Segment Open
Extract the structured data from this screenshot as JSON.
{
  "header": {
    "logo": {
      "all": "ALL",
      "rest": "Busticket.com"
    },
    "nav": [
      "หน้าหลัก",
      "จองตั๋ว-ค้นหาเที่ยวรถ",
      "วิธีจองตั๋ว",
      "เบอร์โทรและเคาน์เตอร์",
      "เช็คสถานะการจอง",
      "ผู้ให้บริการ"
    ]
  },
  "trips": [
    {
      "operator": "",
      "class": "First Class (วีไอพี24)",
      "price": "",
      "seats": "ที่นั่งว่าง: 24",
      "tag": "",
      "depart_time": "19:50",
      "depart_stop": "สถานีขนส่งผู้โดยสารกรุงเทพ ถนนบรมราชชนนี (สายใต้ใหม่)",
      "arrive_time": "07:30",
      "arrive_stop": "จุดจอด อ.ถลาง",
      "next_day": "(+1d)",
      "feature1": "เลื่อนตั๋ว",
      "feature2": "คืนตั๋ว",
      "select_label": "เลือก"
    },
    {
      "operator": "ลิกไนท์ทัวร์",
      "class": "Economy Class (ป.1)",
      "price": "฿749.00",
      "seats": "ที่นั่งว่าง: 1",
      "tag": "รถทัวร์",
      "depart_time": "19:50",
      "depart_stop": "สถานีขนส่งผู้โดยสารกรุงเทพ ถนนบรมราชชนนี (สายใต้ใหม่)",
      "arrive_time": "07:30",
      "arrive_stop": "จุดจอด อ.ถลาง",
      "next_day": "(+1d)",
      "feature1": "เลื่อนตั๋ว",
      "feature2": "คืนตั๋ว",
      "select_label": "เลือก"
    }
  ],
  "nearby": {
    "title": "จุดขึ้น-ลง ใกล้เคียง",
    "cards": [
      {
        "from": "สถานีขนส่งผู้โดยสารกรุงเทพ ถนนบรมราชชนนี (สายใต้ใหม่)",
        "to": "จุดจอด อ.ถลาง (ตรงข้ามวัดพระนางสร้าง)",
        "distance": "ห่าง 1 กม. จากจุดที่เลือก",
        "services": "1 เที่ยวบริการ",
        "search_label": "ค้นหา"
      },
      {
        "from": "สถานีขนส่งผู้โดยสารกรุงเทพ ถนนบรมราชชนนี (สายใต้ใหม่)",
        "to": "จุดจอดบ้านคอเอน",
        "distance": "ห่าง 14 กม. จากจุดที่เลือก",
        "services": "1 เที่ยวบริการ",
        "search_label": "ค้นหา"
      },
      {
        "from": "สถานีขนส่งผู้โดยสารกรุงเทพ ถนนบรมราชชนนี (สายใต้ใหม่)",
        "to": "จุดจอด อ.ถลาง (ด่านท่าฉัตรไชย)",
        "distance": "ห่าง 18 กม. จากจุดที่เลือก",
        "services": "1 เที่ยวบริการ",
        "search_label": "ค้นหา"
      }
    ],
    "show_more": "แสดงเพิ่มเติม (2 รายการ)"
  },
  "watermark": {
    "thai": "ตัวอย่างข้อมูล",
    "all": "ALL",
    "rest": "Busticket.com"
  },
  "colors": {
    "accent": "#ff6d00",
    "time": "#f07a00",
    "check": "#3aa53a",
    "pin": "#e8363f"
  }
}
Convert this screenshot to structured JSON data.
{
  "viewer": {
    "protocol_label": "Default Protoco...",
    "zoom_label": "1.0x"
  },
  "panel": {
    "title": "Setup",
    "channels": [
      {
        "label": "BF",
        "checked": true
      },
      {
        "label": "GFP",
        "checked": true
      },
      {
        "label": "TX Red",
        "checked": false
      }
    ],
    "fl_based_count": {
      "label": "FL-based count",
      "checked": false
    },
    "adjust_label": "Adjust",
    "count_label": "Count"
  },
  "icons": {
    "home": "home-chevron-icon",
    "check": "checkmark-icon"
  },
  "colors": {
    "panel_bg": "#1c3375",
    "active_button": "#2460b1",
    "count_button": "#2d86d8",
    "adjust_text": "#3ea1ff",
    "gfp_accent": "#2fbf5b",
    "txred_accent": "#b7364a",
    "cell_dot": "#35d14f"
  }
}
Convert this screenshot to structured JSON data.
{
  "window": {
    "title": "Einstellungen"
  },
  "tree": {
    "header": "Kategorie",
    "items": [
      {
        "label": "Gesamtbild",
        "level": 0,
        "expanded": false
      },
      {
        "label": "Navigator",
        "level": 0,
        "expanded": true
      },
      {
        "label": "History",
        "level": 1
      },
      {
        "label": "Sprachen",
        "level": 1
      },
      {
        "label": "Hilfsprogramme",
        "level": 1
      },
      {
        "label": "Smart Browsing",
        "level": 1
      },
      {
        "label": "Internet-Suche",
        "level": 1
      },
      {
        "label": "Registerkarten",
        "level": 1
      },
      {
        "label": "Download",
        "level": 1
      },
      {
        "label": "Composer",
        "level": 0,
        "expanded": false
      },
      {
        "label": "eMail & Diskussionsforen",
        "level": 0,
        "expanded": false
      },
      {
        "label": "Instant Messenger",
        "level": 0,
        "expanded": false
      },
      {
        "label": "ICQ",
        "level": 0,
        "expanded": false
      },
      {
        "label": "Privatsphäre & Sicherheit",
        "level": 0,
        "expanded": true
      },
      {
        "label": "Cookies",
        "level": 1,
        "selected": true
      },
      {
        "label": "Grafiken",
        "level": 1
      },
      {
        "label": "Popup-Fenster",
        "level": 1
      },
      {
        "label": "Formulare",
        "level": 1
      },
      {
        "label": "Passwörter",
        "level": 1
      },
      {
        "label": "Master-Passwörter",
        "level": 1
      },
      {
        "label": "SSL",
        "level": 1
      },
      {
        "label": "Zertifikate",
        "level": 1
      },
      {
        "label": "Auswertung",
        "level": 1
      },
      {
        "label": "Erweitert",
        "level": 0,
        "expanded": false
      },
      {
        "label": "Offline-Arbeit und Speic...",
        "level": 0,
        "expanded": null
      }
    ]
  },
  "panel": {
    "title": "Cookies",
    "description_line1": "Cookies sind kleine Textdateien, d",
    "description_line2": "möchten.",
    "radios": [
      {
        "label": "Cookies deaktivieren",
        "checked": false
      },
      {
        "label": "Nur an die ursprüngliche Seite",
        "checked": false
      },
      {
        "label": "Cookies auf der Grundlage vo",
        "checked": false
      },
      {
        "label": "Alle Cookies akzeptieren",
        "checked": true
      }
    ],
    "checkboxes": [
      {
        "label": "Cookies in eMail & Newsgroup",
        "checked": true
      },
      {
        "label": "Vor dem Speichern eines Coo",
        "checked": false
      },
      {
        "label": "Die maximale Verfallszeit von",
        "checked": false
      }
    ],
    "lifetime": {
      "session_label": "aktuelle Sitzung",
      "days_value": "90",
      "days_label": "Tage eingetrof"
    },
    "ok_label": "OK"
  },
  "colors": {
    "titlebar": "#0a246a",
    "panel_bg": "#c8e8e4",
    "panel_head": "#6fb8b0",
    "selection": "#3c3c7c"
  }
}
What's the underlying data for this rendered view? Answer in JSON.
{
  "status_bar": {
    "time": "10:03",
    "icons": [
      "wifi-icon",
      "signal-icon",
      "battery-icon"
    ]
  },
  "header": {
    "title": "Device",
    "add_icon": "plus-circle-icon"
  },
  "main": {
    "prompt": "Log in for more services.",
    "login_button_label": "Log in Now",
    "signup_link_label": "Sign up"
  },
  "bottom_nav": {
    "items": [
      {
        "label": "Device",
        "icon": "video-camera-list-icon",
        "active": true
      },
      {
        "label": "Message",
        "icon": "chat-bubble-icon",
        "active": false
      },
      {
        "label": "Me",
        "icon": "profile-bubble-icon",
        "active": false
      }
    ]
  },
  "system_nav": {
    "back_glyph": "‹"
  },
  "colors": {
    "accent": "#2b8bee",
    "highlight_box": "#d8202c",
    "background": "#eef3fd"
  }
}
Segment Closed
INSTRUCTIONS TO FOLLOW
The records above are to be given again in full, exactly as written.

RESPONSE TO THE EXERCISE
Extract the structured data from this screenshot as JSON.
{
  "header": {
    "logo": {
      "all": "ALL",
      "rest": "Busticket.com"
    },
    "nav": [
      "หน้าหลัก",
      "จองตั๋ว-ค้นหาเที่ยวรถ",
      "วิธีจองตั๋ว",
      "เบอร์โทรและเคาน์เตอร์",
      "เช็คสถานะการจอง",
      "ผู้ให้บริการ"
    ]
  },
  "trips": [
    {
      "operator": "",
      "class": "First Class (วีไอพี24)",
      "price": "",
      "seats": "ที่นั่งว่าง: 24",
      "tag": "",
      "depart_time": "19:50",
      "depart_stop": "สถานีขนส่งผู้โดยสารกรุงเทพ ถนนบรมราชชนนี (สายใต้ใหม่)",
      "arrive_time": "07:30",
      "arrive_stop": "จุดจอด อ.ถลาง",
      "next_day": "(+1d)",
      "feature1": "เลื่อนตั๋ว",
      "feature2": "คืนตั๋ว",
      "select_label": "เลือก"
    },
    {
      "operator": "ลิกไนท์ทัวร์",
      "class": "Economy Class (ป.1)",
      "price": "฿749.00",
      "seats": "ที่นั่งว่าง: 1",
      "tag": "รถทัวร์",
      "depart_time": "19:50",
      "depart_stop": "สถานีขนส่งผู้โดยสารกรุงเทพ ถนนบรมราชชนนี (สายใต้ใหม่)",
      "arrive_time": "07:30",
      "arrive_stop": "จุดจอด อ.ถลาง",
      "next_day": "(+1d)",
      "feature1": "เลื่อนตั๋ว",
      "feature2": "คืนตั๋ว",
      "select_label": "เลือก"
    }
  ],
  "nearby": {
    "title": "จุดขึ้น-ลง ใกล้เคียง",
    "cards": [
      {
        "from": "สถานีขนส่งผู้โดยสารกรุงเทพ ถนนบรมราชชนนี (สายใต้ใหม่)",
        "to": "จุดจอด อ.ถลาง (ตรงข้ามวัดพระนางสร้าง)",
        "distance": "ห่าง 1 กม. จากจุดที่เลือก",
        "services": "1 เที่ยวบริการ",
        "search_label": "ค้นหา"
      },
      {
        "from": "สถานีขนส่งผู้โดยสารกรุงเทพ ถนนบรมราชชนนี (สายใต้ใหม่)",
        "to": "จุดจอดบ้านคอเอน",
        "distance": "ห่าง 14 กม. จากจุดที่เลือก",
        "services": "1 เที่ยวบริการ",
        "search_label": "ค้นหา"
      },
      {
        "from": "สถานีขนส่งผู้โดยสารกรุงเทพ ถนนบรมราชชนนี (สายใต้ใหม่)",
        "to": "จุดจอด อ.ถลาง (ด่านท่าฉัตรไชย)",
        "distance": "ห่าง 18 กม. จากจุดที่เลือก",
        "services": "1 เที่ยวบริการ",
        "search_label": "ค้นหา"
      }
    ],
    "show_more": "แสดงเพิ่มเติม (2 รายการ)"
  },
  "watermark": {
    "thai": "ตัวอย่างข้อมูล",
    "all": "ALL",
    "rest": "Busticket.com"
  },
  "colors": {
    "accent": "#ff6d00",
    "time": "#f07a00",
    "check": "#3aa53a",
    "pin": "#e8363f"
  }
}
Convert this screenshot to structured JSON data.
{
  "viewer": {
    "protocol_label": "Default Protoco...",
    "zoom_label": "1.0x"
  },
  "panel": {
    "title": "Setup",
    "channels": [
      {
        "label": "BF",
        "checked": true
      },
      {
        "label": "GFP",
        "checked": true
      },
      {
        "label": "TX Red",
        "checked": false
      }
    ],
    "fl_based_count": {
      "label": "FL-based count",
      "checked": false
    },
    "adjust_label": "Adjust",
    "count_label": "Count"
  },
  "icons": {
    "home": "home-chevron-icon",
    "check": "checkmark-icon"
  },
  "colors": {
    "panel_bg": "#1c3375",
    "active_button": "#2460b1",
    "count_button": "#2d86d8",
    "adjust_text": "#3ea1ff",
    "gfp_accent": "#2fbf5b",
    "txred_accent": "#b7364a",
    "cell_dot": "#35d14f"
  }
}
Convert this screenshot to structured JSON data.
{
  "window": {
    "title": "Einstellungen"
  },
  "tree": {
    "header": "Kategorie",
    "items": [
      {
        "label": "Gesamtbild",
        "level": 0,
        "expanded": false
      },
      {
        "label": "Navigator",
        "level": 0,
        "expanded": true
      },
      {
        "label": "History",
        "level": 1
      },
      {
        "label": "Sprachen",
        "level": 1
      },
      {
        "label": "Hilfsprogramme",
        "level": 1
      },
      {
        "label": "Smart Browsing",
        "level": 1
      },
      {
        "label": "Internet-Suche",
        "level": 1
      },
      {
        "label": "Registerkarten",
        "level": 1
      },
      {
        "label": "Download",
        "level": 1
      },
      {
        "label": "Composer",
        "level": 0,
        "expanded": false
      },
      {
        "label": "eMail & Diskussionsforen",
        "level": 0,
        "expanded": false
      },
      {
        "label": "Instant Messenger",
        "level": 0,
        "expanded": false
      },
      {
        "label": "ICQ",
        "level": 0,
        "expanded": false
      },
      {
        "label": "Privatsphäre & Sicherheit",
        "level": 0,
        "expanded": true
      },
      {
        "label": "Cookies",
        "level": 1,
        "selected": true
      },
      {
        "label": "Grafiken",
        "level": 1
      },
      {
        "label": "Popup-Fenster",
        "level": 1
      },
      {
        "label": "Formulare",
        "level": 1
      },
      {
        "label": "Passwörter",
        "level": 1
      },
      {
        "label": "Master-Passwörter",
        "level": 1
      },
      {
        "label": "SSL",
        "level": 1
      },
      {
        "label": "Zertifikate",
        "level": 1
      },
      {
        "label": "Auswertung",
        "level": 1
      },
      {
        "label": "Erweitert",
        "level": 0,
        "expanded": false
      },
      {
        "label": "Offline-Arbeit und Speic...",
        "level": 0,
        "expanded": null
      }
    ]
  },
  "panel": {
    "title": "Cookies",
    "description_line1": "Cookies sind kleine Textdateien, d",
    "description_line2": "möchten.",
    "radios": [
      {
        "label": "Cookies deaktivieren",
        "checked": false
      },
      {
        "label": "Nur an die ursprüngliche Seite",
        "checked": false
      },
      {
        "label": "Cookies auf der Grundlage vo",
        "checked": false
      },
      {
        "label": "Alle Cookies akzeptieren",
        "checked": true
      }
    ],
    "checkboxes": [
      {
        "label": "Cookies in eMail & Newsgroup",
        "checked": true
      },
      {
        "label": "Vor dem Speichern eines Coo",
        "checked": false
      },
      {
        "label": "Die maximale Verfallszeit von",
        "checked": false
      }
    ],
    "lifetime": {
      "session_label": "aktuelle Sitzung",
      "days_value": "90",
      "days_label": "Tage eingetrof"
    },
    "ok_label": "OK"
  },
  "colors": {
    "titlebar": "#0a246a",
    "panel_bg": "#c8e8e4",
    "panel_head": "#6fb8b0",
    "selection": "#3c3c7c"
  }
}
What's the underlying data for this rendered view? Answer in JSON.
{
  "status_bar": {
    "time": "10:03",
    "icons": [
      "wifi-icon",
      "signal-icon",
      "battery-icon"
    ]
  },
  "header": {
    "title": "Device",
    "add_icon": "plus-circle-icon"
  },
  "main": {
    "prompt": "Log in for more services.",
    "login_button_label": "Log in Now",
    "signup_link_label": "Sign up"
  },
  "bottom_nav": {
    "items": [
      {
        "label": "Device",
        "icon": "video-camera-list-icon",
        "active": true
      },
      {
        "label": "Message",
        "icon": "chat-bubble-icon",
        "active": false
      },
      {
        "label": "Me",
        "icon": "profile-bubble-icon",
        "active": false
      }
    ]
  },
  "system_nav": {
    "back_glyph": "‹"
  },
  "colors": {
    "accent": "#2b8bee",
    "highlight_box": "#d8202c",
    "background": "#eef3fd"
  }
}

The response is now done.